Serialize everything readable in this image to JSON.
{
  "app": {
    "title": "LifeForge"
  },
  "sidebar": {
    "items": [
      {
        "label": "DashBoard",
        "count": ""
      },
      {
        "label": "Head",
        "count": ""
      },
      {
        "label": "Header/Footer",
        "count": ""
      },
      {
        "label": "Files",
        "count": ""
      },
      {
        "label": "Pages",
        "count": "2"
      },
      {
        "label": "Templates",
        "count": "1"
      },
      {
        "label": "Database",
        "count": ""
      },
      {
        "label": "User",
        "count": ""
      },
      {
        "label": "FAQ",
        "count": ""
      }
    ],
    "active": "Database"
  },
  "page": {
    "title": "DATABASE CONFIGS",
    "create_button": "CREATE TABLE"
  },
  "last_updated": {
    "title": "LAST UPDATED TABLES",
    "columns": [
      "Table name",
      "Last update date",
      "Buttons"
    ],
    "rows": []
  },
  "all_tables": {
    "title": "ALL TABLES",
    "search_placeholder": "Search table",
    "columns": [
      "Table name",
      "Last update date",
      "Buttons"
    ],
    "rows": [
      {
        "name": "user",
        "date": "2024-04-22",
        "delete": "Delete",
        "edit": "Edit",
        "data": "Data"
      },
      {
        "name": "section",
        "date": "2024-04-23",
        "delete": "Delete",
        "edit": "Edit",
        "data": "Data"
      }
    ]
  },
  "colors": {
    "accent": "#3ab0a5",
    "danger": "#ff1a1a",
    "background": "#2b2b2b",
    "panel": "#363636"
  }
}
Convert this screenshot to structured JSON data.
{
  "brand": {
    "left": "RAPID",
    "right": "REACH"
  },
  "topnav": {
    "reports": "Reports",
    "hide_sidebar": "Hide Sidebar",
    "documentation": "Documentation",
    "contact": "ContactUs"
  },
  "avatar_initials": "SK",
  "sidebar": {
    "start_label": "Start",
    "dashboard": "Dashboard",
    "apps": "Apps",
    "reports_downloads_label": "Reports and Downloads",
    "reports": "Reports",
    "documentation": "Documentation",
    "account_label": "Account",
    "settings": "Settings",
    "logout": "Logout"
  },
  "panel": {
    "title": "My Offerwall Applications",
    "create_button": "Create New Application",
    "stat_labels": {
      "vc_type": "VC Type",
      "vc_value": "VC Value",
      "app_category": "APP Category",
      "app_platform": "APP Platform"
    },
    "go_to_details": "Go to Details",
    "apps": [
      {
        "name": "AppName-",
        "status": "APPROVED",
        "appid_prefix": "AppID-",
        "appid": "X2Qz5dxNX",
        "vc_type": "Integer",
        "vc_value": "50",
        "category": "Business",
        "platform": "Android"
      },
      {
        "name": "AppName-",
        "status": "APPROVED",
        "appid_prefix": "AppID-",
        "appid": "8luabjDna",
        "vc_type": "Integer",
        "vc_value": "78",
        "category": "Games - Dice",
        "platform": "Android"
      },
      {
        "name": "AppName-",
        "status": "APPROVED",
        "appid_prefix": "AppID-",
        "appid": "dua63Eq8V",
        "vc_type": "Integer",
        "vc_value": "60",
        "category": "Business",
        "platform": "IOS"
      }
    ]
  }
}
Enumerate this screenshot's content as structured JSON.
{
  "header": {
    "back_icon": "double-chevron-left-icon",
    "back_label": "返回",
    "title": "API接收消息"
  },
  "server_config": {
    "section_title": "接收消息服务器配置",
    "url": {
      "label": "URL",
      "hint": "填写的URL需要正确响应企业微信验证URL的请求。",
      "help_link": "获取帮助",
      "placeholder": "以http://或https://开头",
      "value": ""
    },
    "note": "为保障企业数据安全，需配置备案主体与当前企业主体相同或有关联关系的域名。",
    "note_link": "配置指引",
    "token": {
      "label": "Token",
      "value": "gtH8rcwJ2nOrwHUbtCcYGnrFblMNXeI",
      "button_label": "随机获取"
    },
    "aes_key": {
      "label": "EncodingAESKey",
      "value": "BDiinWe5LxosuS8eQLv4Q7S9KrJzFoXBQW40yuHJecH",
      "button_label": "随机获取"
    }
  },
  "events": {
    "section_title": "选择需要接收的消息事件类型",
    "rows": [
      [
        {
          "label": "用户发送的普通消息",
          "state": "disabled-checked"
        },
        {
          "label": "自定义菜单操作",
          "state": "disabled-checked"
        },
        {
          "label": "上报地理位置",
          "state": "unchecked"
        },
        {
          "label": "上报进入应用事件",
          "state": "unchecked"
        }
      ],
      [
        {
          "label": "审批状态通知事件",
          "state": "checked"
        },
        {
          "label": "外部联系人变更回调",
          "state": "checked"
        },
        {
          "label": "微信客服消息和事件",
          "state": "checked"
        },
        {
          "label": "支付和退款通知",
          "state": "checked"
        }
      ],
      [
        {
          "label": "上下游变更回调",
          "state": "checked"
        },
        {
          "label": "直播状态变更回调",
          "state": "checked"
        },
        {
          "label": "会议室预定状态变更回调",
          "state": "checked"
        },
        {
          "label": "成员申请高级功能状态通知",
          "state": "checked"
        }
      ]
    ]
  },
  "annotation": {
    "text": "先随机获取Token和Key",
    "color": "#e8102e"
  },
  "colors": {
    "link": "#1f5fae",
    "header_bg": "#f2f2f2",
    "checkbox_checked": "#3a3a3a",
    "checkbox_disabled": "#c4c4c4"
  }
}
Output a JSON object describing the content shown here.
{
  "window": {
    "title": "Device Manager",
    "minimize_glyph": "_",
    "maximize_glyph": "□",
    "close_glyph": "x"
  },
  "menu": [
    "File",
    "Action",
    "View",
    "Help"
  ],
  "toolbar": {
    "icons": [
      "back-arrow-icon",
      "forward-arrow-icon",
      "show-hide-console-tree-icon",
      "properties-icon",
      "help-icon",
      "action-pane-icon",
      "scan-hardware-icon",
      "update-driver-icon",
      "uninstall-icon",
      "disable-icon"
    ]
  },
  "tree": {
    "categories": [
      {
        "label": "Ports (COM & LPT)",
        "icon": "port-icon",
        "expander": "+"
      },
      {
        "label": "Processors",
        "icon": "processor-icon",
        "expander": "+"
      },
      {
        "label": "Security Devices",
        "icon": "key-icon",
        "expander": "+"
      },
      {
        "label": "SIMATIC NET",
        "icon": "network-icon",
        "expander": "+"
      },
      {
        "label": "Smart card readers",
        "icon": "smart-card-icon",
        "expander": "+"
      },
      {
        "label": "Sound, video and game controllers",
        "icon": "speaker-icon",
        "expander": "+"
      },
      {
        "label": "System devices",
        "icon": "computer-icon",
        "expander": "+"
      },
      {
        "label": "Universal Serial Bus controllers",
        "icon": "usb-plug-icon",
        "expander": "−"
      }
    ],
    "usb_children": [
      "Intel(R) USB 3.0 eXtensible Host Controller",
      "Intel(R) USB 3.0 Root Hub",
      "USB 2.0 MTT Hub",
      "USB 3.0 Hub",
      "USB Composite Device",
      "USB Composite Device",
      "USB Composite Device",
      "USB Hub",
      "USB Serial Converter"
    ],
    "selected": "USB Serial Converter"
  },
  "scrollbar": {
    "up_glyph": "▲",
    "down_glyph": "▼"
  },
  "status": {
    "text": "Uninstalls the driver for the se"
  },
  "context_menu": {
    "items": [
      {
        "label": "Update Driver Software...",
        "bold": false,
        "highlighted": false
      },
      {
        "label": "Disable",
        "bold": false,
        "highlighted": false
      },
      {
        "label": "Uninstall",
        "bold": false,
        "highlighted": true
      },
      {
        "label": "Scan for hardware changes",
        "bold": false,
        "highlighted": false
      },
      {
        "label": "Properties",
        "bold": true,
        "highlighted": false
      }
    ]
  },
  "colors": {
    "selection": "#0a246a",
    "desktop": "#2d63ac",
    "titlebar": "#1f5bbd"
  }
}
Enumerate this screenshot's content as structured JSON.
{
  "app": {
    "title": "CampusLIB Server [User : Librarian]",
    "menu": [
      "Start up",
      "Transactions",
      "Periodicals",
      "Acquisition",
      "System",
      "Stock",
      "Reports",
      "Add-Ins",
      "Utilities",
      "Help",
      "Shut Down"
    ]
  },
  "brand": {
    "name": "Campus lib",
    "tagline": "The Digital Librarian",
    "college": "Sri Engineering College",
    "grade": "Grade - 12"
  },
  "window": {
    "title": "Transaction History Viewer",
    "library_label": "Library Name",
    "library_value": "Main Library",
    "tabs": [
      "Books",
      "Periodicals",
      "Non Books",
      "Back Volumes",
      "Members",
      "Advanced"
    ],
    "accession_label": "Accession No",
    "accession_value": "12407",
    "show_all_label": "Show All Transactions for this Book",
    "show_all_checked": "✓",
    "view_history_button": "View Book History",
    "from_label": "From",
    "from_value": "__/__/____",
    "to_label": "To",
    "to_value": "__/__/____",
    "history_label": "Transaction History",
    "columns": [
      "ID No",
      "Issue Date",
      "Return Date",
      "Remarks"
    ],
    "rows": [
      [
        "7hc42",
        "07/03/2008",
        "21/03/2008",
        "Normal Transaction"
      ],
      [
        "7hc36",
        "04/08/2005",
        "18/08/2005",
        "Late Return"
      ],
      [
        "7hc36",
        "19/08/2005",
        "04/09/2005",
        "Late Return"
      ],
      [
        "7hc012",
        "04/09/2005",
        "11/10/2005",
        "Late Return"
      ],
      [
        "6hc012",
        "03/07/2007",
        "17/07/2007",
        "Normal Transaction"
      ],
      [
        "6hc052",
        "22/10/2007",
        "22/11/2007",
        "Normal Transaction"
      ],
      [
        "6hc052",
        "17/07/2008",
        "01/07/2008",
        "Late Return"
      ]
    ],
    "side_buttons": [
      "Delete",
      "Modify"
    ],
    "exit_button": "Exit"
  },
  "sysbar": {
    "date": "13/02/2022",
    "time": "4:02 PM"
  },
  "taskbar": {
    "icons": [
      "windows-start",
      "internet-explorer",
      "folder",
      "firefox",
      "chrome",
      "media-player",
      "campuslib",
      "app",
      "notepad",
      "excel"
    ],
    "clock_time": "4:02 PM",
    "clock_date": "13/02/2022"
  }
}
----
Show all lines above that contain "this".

Serialize everything readable in this image to JSON.
Convert this screenshot to structured JSON data.
Enumerate this screenshot's content as structured JSON.
Enumerate this screenshot's content as structured JSON.
    "show_all_label": "Show All Transactions for this Book",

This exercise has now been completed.